The trapezius is divided into left and right sides. Each side is further divided into sections. These specialized sections help move the shoulder blades, the neck and the head. The trapezius also helps control the upper chest when a person breathes.
What is a Trapezius Strain?
It is defined as a muscle strain of the upper back and is a stretching or tearing of the trapezius, which is one of the major muscles of the back responsible for moving, rotating, and stabilizing the shoulder blade and extending the head at the neck. This large muscle group spans the upper back, shoulders and neck. These muscles are commonly called the “trap” muscles.
Trapezius strains are commonly caused by overuse, but can also be caused through an acute injury such as a violent twist or collision. In the case of overuse, trapezius strains tend to occur when repetitive, low-impact activities are performed over a prolonged period of time. Continuous use of the shoulder muscles over a span of time can cause stress on these muscles, therefore something as simple as carrying a heavy bag for hours at a time can cause trapezius pain. These muscles are also commonly injured during weightlifting, or during contact sports.
An acute muscle injury occurs suddenly when the muscle experiences trauma, such as a hard fall or car collision. When there is a hard blow to the trapezius, there may be a bruise as well as other muscle strain symptoms. Pain and stiffness from an acute injury will be felt immediately.
Symptoms of a strained or torn trapezius
Depending on which part of the shoulder muscles is injured, symptoms of a trapezius strain vary from a mild muscle strain to a completely ruptured muscle or tendon.
Symptoms may include but are not limited to:
- Muscle stiffness
- Muscles spasms
- Soreness, aching, or burning sensations
- Swelling and possible headaches These symptoms may worsen with activity.
- Decreased range of motion in the shoulders or neck
These symptoms may worsen with activity. The pain may radiate from the shoulders through the upper back and neck. The injured area may feel warm and tingly. It may swell and the person may have a headache.
Preventions and Precautions
One of the most important injury prevention steps you can take to prevent a trapezius strain is to incorporate stretching into your daily routine.
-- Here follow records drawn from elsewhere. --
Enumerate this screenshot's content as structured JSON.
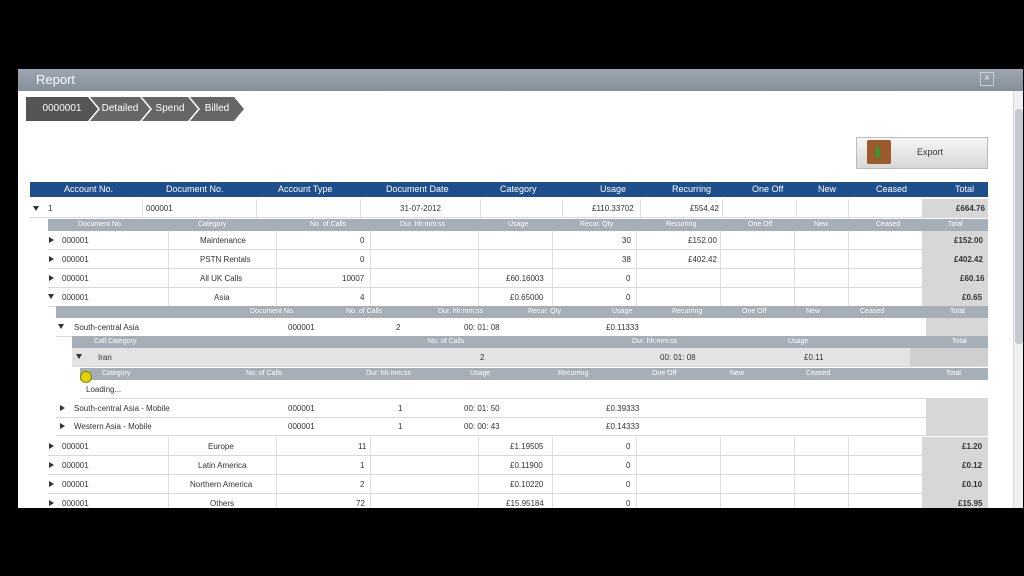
{
  "window": {
    "title": "Report",
    "close_label": "×"
  },
  "breadcrumb": [
    "0000001",
    "Detailed",
    "Spend",
    "Billed"
  ],
  "export": {
    "label": "Export"
  },
  "main_headers": [
    "Account No.",
    "Document No.",
    "Account Type",
    "Document Date",
    "Category",
    "Usage",
    "Recurring",
    "One Off",
    "New",
    "Ceased",
    "Total"
  ],
  "account_row": {
    "account_no": "1",
    "document_no": "000001",
    "document_date": "31-07-2012",
    "usage": "£110.33702",
    "recurring": "£554.42",
    "total": "£664.76"
  },
  "doc_headers": [
    "Document No.",
    "Category",
    "No. of Calls",
    "Dur. hh:mm:ss",
    "Usage",
    "Recur. Qty",
    "Recurring",
    "One Off",
    "New",
    "Ceased",
    "Total"
  ],
  "doc_rows": [
    {
      "doc": "000001",
      "category": "Maintenance",
      "calls": "0",
      "usage": "",
      "qty": "30",
      "recurring": "£152.00",
      "total": "£152.00"
    },
    {
      "doc": "000001",
      "category": "PSTN Rentals",
      "calls": "0",
      "usage": "",
      "qty": "38",
      "recurring": "£402.42",
      "total": "£402.42"
    },
    {
      "doc": "000001",
      "category": "All UK Calls",
      "calls": "10007",
      "usage": "£60.16003",
      "qty": "0",
      "recurring": "",
      "total": "£60.16"
    },
    {
      "doc": "000001",
      "category": "Asia",
      "calls": "4",
      "usage": "£0.65000",
      "qty": "0",
      "recurring": "",
      "total": "£0.65"
    }
  ],
  "asia_headers": [
    "Document No.",
    "No. of Calls",
    "Dur. hh:mm:ss",
    "Recur. Qty",
    "Usage",
    "Recurring",
    "One Off",
    "New",
    "Ceased",
    "Total"
  ],
  "asia_rows": [
    {
      "name": "South-central Asia",
      "doc": "000001",
      "calls": "2",
      "dur": "00: 01: 08",
      "usage": "£0.11333"
    },
    {
      "name": "South-central Asia - Mobile",
      "doc": "000001",
      "calls": "1",
      "dur": "00: 01: 50",
      "usage": "£0.39333"
    },
    {
      "name": "Western Asia - Mobile",
      "doc": "000001",
      "calls": "1",
      "dur": "00: 00: 43",
      "usage": "£0.14333"
    }
  ],
  "callcat_headers": [
    "Call Category",
    "No. of Calls",
    "Dur. hh:mm:ss",
    "Usage",
    "Total"
  ],
  "callcat_row": {
    "name": "Iran",
    "calls": "2",
    "dur": "00: 01: 08",
    "usage": "£0.11"
  },
  "detail_headers": [
    "Category",
    "No. of Calls",
    "Dur. hh:mm:ss",
    "Usage",
    "Recurring",
    "One Off",
    "New",
    "Ceased",
    "Total"
  ],
  "loading_text": "Loading...",
  "bottom_rows": [
    {
      "doc": "000001",
      "category": "Europe",
      "calls": "11",
      "usage": "£1.19505",
      "qty": "0",
      "total": "£1.20"
    },
    {
      "doc": "000001",
      "category": "Latin America",
      "calls": "1",
      "usage": "£0.11900",
      "qty": "0",
      "total": "£0.12"
    },
    {
      "doc": "000001",
      "category": "Northern America",
      "calls": "2",
      "usage": "£0.10220",
      "qty": "0",
      "total": "£0.10"
    },
    {
      "doc": "000001",
      "category": "Others",
      "calls": "72",
      "usage": "£15.95184",
      "qty": "0",
      "total": "£15.95"
    }
  ]
}
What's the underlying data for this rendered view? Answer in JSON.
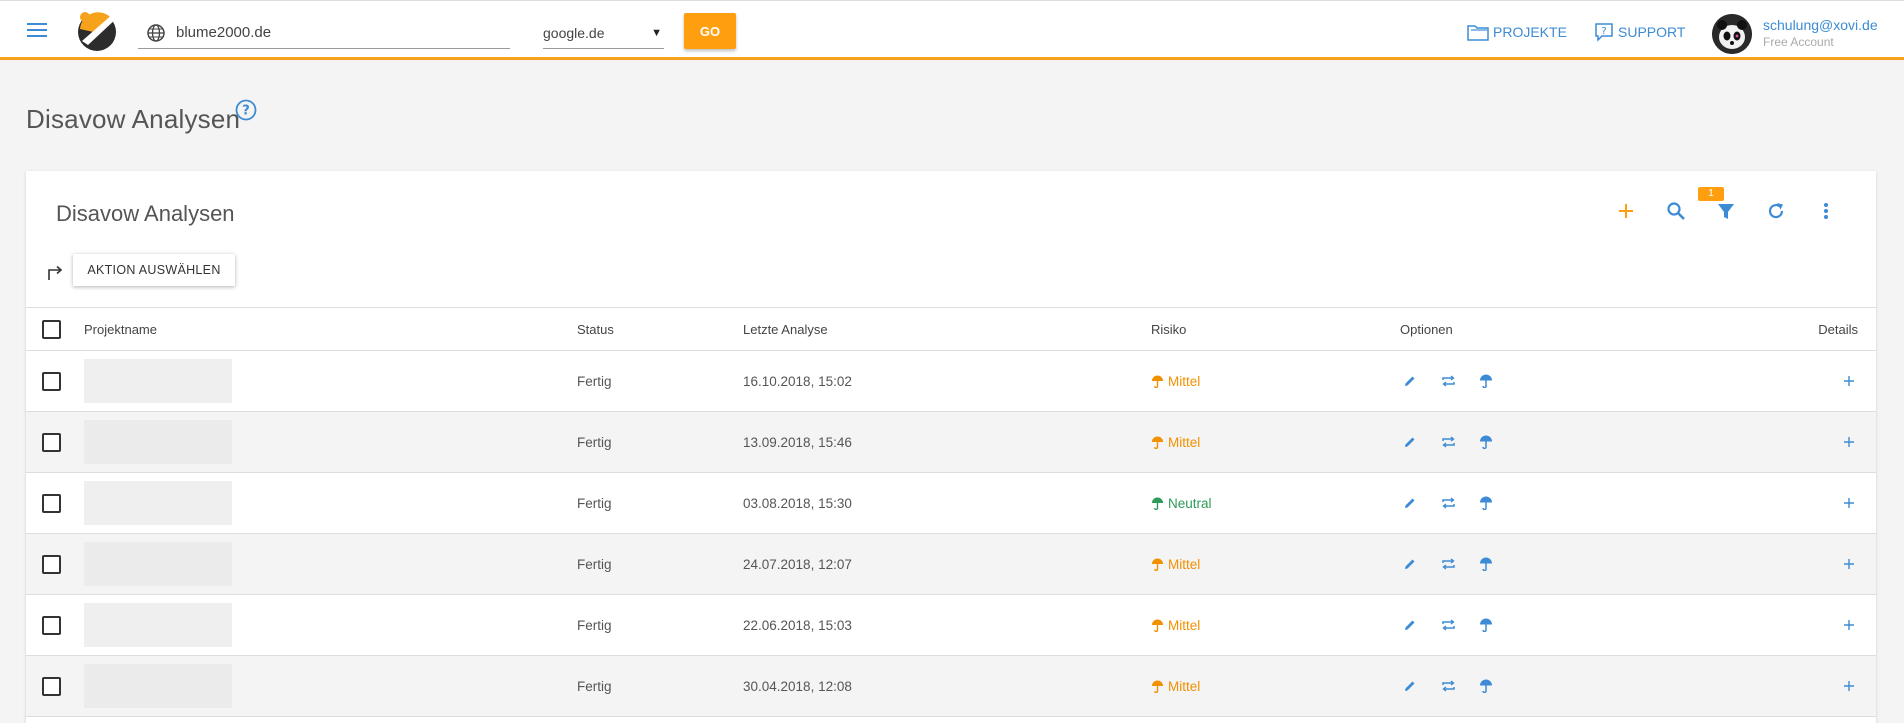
{
  "header": {
    "url_value": "blume2000.de",
    "search_engine": "google.de",
    "go_label": "GO",
    "nav_projects": "PROJEKTE",
    "nav_support": "SUPPORT",
    "user_email": "schulung@xovi.de",
    "user_plan": "Free Account"
  },
  "page": {
    "title": "Disavow Analysen"
  },
  "card": {
    "title": "Disavow Analysen",
    "action_button": "AKTION AUSWÄHLEN",
    "filter_badge": "1"
  },
  "table": {
    "columns": {
      "name": "Projektname",
      "status": "Status",
      "date": "Letzte Analyse",
      "risk": "Risiko",
      "options": "Optionen",
      "details": "Details"
    },
    "rows": [
      {
        "status": "Fertig",
        "date": "16.10.2018, 15:02",
        "risk": "Mittel",
        "risk_color": "#f29100"
      },
      {
        "status": "Fertig",
        "date": "13.09.2018, 15:46",
        "risk": "Mittel",
        "risk_color": "#f29100"
      },
      {
        "status": "Fertig",
        "date": "03.08.2018, 15:30",
        "risk": "Neutral",
        "risk_color": "#2e9b5a"
      },
      {
        "status": "Fertig",
        "date": "24.07.2018, 12:07",
        "risk": "Mittel",
        "risk_color": "#f29100"
      },
      {
        "status": "Fertig",
        "date": "22.06.2018, 15:03",
        "risk": "Mittel",
        "risk_color": "#f29100"
      },
      {
        "status": "Fertig",
        "date": "30.04.2018, 12:08",
        "risk": "Mittel",
        "risk_color": "#f29100"
      }
    ]
  },
  "colors": {
    "accent": "#ff9f0f",
    "link": "#3d8bd4"
  },
  "icons": [
    "menu-icon",
    "globe-icon",
    "folder-icon",
    "support-icon",
    "help-icon",
    "add-icon",
    "search-icon",
    "filter-icon",
    "refresh-icon",
    "more-icon",
    "action-arrow-icon",
    "edit-icon",
    "repeat-icon",
    "umbrella-icon",
    "plus-icon"
  ]
}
Whether it be before a workout, when you get out of bed in the morning, or before you anticipicate lifting a heavy object, stretching helps to loosen up your muscles so they’re less likely cramp or freeze when needed. Make trapezius stretching and strengthening exercises part of your usual routine, and be careful when exerting your arms and shoulders when lifting something heavy. A trapezius strain may sideline you for a few weeks, but a more serious muscle tear could limit the use of a shoulder or arm for months. If you are concerned, call a specialist to be evaluated and discuss.
Treatment options may include rest, activity modification, ice therapy, and anti-inflammatory medications. Physical therapy or massage therapy may also be recommended in specific cases. Surgery is very rarely required, with most patients making a full recovery with non-operative management.